Raymond is extremely proud of the team he has working with him, and for the fact that everyone across the organisation worldwide, from the founders and directors down, give up their time for free.
“I’m lucky enough to now be the chairperson and the team I have are exceptional. I’m so proud of them. I’m lucky and the hospital’s lucky to have them.”
And the best thing about being a part of Radio Lollipop?
“You get to be as daft as you like and nobody bats an eyelid. The crazier you are the more they enjoy it.”
I know how much songs mean to kids on the wards. I was one of them
Stuart Macaulay, 23, first came across Radio Lollipop while a patient at the hospital himself. He was a regular visitor, having had a heart condition since birth.
“My earliest memory was when I was in hospital for surgery,” he recalls.
“The volunteers came up to the ward with some arts and crafts and put the radio on.
“It really just helped make the following few hours of that evening fly by.”
The way that the voluntary service helped give him good experiences and memories from what were otherwise tough times led to Stuart wanting to get involved himself.
“My main reason was to be able to give something back to the charity,” he says.
Stuart, who is now a freelance presenter with a show on Barrhead station Pulse 98.4, says he has many special memories.
But two instances will stick with him forever.
“The first one was a patient who was in a wheelchair and couldn’t walk or speak.
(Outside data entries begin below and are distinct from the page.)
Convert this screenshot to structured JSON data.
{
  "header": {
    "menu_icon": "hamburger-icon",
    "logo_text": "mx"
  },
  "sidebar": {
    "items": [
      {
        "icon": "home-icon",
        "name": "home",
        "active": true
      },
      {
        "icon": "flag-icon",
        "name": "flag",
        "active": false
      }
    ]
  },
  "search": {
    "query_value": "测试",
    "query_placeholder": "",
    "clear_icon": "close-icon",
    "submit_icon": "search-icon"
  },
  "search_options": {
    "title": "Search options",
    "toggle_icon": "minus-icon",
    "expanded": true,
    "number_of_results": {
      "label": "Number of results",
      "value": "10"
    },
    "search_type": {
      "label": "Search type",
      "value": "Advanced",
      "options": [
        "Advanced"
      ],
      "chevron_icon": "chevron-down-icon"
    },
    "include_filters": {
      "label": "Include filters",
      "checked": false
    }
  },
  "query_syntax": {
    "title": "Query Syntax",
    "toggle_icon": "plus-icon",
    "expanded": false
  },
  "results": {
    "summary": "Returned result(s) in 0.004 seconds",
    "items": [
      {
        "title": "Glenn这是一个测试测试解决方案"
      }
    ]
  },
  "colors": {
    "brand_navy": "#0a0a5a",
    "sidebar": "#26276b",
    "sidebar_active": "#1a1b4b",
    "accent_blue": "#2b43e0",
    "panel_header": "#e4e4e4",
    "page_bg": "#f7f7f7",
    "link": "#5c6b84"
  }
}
A week passed and he started to interact with us – still unable to speak.
“The hospital got him a text-to-speech device and the next week we had him down in the studio and he gave out a big cheer. I’m sure this was the first time he’d managed to speak or project at that volume himself.
“Then the following week, he started walking again. His dad now volunteers for the charity.
“My second one sums up just how silly it can be. We had a patient visiting the studio who was my co-host and we got on great.
“The following week I was in the studio and doing the show when the phone rang – it was the girl from last week.
“I asked her if she would like to come down to the studio and she told me she got home a few days after we had met.
“She called me to let me know about the week she had and how she saw Little Mix, and it made me realise just how much the charity means to those kids who experience it.”
Toys, smiles, hugs… I love my job
Catherine Caughie has been a volunteer at Radio Lollipop for 18 years.
“It’s great fun, you feel like you’re five again and you just want to play with the toys, the paint and the games,” she laughs.
“When I go up on the wards and you play with a child I think that, no matter what they’re in for, it’s lovely just to see a smile on that kid’s face and that you’ve made a difference. There’s nothing like it.
“It’s for the families as well. It’s about the child, of course, but the families appreciate you. They’re sitting there, maybe all day, and you’re the first adult they see who isn’t part of the medical staff and they just give you a massive hug. It’s about being a bit of a comfort to them.
“Obviously it can be tough, you’re in a sick kids’ hospital and not everybody makes it, but you’re making a difference.”
One of several day-job colleagues whom Raymond has inspired to join Radio Lollipop, 39-year-old Catherine serves as the station’s volunteer coordinator, interviewing potential new recruits and finding new presenters to join the family.
“We’ve got so many volunteers here who have been here for years and I think that speaks volumes,” says Catherine.
“The fact that people have moved with their careers but actually have found a local Lollipop station says it all.”
The charity holds a recruitment day today in a bid to add to the team.
“Come along, it will genuinely change your life,” Catherine urges.
“You’ll make a difference to a sick child in hospital and there’s no greater privilege or honour than being able to do that.
“It’s two hours, one night a week. What would you be doing with that?”